Many people find out too late that they are at risk for flooding, and even worse, that their property insurance doesn't cover flood damage. In fact, flooding occurs in every state; and six out of every ten Presidentially declared disasters involve flooding.
Many people believe they aren't located in a "flood zone". The reality is that they are in a flood zone, albeit a "low-to-moderate risk" zone. Flooding doesn't have to occur from a nearby body of water. A flood is defined as "a general and temporary condition of partial or complete inundation of two or more acres of normally dry land area or two or more properties (at lease one of which is your property) from: overflow of inland waters, unusual and rapid accumulation or runoff of surface waters from any source, and mudflows."
So if your neighbor with the slightly more elevated yard accidentally perforates their 18' above ground pool and sends about 9500 gallons of water gushing through the neighborhood, flooding your basement in the process, this would be considered a "flood". It wasn't from a natural body of water, but it was sudden, unexpected, and caused the partial innundation of 2 or more properties (his and yours) of normally dry land. Without a flood policy, it would also not be covered under your standard commercial property or homeowners policy.

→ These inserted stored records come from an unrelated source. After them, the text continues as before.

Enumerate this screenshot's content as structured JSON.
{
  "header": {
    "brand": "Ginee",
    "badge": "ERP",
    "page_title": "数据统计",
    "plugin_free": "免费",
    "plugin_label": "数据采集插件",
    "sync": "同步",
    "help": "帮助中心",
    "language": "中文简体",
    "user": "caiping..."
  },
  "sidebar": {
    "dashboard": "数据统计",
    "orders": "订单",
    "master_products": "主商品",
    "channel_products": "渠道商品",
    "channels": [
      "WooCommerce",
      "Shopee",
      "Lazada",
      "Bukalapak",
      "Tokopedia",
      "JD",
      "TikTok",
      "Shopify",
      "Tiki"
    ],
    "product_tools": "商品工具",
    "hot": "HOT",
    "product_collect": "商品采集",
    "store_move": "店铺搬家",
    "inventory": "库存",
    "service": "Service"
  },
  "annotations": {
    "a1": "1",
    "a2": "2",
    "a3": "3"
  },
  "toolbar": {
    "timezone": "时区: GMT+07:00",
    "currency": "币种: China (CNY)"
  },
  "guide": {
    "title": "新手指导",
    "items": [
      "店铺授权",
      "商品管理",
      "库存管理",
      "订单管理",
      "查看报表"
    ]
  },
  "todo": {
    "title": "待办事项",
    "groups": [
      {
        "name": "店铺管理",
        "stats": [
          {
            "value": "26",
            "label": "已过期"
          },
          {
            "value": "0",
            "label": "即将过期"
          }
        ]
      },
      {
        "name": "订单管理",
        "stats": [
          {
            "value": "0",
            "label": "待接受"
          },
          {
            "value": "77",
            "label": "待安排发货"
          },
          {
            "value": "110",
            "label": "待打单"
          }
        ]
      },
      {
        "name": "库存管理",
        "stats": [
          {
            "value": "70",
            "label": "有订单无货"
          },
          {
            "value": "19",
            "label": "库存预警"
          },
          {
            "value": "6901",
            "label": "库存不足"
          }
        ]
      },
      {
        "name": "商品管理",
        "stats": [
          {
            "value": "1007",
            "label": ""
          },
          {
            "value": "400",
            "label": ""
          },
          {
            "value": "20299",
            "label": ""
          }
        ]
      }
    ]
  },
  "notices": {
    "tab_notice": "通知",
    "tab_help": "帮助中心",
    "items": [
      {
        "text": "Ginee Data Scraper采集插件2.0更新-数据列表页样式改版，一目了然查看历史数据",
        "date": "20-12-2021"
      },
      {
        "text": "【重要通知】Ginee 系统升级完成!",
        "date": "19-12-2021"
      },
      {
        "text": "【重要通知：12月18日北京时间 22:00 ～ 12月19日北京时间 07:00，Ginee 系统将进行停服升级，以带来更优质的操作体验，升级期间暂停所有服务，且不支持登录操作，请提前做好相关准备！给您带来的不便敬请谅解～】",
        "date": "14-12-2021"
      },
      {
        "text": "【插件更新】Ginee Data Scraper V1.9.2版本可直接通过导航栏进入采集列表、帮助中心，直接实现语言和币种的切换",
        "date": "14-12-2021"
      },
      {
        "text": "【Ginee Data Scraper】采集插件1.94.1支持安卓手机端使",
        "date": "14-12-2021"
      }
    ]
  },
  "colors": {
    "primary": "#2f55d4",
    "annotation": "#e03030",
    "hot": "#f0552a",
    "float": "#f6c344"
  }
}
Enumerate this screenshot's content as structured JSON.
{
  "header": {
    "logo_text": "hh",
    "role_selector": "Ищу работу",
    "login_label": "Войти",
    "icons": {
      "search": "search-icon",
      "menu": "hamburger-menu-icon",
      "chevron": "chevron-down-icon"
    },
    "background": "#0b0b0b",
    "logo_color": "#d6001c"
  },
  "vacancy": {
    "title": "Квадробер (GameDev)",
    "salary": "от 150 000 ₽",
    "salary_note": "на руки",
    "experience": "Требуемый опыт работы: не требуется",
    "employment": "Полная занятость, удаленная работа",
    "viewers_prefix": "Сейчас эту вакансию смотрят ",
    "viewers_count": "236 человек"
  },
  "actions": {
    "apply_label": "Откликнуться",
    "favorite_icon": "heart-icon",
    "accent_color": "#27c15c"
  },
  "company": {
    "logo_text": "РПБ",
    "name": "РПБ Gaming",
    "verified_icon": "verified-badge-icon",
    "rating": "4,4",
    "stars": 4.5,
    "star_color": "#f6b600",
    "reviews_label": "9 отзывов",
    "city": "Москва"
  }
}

If you do elect to purchase Flood coverage, there is a 30 day waiting period before the policy will go into effect, unless you're in a designated floodplain or are required under the terms of a mortgage to purchase the coverage.